According to him, the IES has been monitoring the Standard and Poor’s platform over the last two weeks and found that the price of gas oil on the international market went up by 3.3%, moving from $913 per metric tonne to $943 per metric tonne.
Also, he revealed that the price of LPG moved up from $557 per metric tonne to $570 per metric tonne. Owing to this, he explained that the prices point to the fact that these key products on the international market have gone up – as induced by the rising crude oil prices.
“The last two weeks, we had the average price of crude oil going for about $84 and at the close of the window, it went up around $92 per barrel. So, these key changes are some of the things informing the decision.
“We also realized that on the local forex market, the cedi depreciated by close to 1%. So, anytime you are looking at the direction of fuel prices, you may be mindful and be concerned about how your cedi is doing against the green buck, as well as international prices of these key commodities.”Nana Amoasi IV
Commenting on the price stability of petrol, which was unchanged, Nana Amoasi IV indicated that Ghana is “lucky” that on the international market, the price of gasoline went down by 2%.
In effect, he noted that this 2% should have brought some relief to consumers, however, because the cedi depreciated against the green buck, that respite may not be experienced by consumers.
“So, the price of gasoline is expected to remain stable but then, the Oil Marketing Companies can choose to spread the rising prices across gasoline. So, we may also see price of gasoline go up just to compensate the cushioning of the rising of the gas oil price.”Nana Amoasi IV
Commenting on the impact of the projected increment on the downstream petroleum industry, Nana Amoasi IV stated that the current happening may have a negative impact on the working capital of importers.

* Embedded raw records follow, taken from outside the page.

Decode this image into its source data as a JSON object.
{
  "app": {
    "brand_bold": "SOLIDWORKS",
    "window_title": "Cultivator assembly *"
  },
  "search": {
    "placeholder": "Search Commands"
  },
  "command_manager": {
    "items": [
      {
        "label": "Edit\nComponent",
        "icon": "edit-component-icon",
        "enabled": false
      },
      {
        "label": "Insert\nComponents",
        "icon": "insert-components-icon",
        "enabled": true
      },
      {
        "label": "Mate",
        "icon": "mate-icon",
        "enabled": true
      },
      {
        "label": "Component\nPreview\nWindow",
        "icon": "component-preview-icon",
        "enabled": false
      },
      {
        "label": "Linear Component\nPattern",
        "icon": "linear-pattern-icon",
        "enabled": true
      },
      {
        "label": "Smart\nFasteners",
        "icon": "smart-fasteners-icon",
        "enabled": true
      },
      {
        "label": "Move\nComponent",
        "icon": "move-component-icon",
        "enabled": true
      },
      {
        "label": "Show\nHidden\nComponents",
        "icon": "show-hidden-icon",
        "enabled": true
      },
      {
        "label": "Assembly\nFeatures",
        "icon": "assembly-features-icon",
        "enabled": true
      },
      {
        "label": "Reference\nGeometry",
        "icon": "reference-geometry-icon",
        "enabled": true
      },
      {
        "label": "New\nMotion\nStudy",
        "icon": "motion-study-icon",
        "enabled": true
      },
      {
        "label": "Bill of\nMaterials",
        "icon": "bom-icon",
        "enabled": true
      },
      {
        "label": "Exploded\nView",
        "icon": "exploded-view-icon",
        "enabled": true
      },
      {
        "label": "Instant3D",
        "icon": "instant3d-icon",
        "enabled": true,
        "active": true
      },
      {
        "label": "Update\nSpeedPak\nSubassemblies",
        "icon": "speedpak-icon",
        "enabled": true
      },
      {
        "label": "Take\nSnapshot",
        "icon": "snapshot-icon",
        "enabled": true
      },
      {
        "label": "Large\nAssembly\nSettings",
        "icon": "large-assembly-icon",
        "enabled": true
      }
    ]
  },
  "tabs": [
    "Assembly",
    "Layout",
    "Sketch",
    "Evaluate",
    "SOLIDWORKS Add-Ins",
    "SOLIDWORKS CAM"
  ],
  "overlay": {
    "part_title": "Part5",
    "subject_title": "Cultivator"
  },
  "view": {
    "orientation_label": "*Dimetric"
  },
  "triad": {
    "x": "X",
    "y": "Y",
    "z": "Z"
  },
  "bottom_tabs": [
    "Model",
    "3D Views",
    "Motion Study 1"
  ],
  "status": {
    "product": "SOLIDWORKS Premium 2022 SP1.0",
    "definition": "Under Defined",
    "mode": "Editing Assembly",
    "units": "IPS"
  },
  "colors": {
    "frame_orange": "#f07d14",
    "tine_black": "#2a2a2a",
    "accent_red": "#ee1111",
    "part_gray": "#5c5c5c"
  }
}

He elaborated that when the working capital of importers is the same, and price on the international market rises, importers can only import less of the product against the previous times.
“… It also means that they can give some small parcels to the OMCs to also supply on the market. The next thing is that when the price of crude goes up when importers also inch up their prices to reflect international prices, the OMCs struggle to buy larger quantities because their working capital has to be shored up to accommodate the increases.”Nana Amoasi IV
Impact of increment on consumers
Furthermore, the IES executive director noted that when there’re struggles for OMCs to get liquid supply to their stations, there’s bound to be pockets of shortages as it has been experienced over the last year.
“Mostly, you find GOIL stations without fuel – in spite of the Gold for Oil programme, GOIL is still struggling to make sure that enough fuel is made available at their outlets.”Nana Amoasi IV
Elaborating on what such an occurrence can mean for GOIL, Nana Amoasi IV, revealed that although he cannot speak on its impact on the oil company, GOIL can either make profit or break even.
He explained that when the importers increase their prices for the OMCs, its either they transfer that cost to consumers, or absorb it.
“If they absorb, of course they will make losses, but if they transfer to us, then of course, it’s the consumers that suffers. The impact on consumers is quite dire as well. For a consumer, anytime prices of fuel go up, your disposable income after taking out your transportation and fuel cost, goes down…”Nana Amoasi IV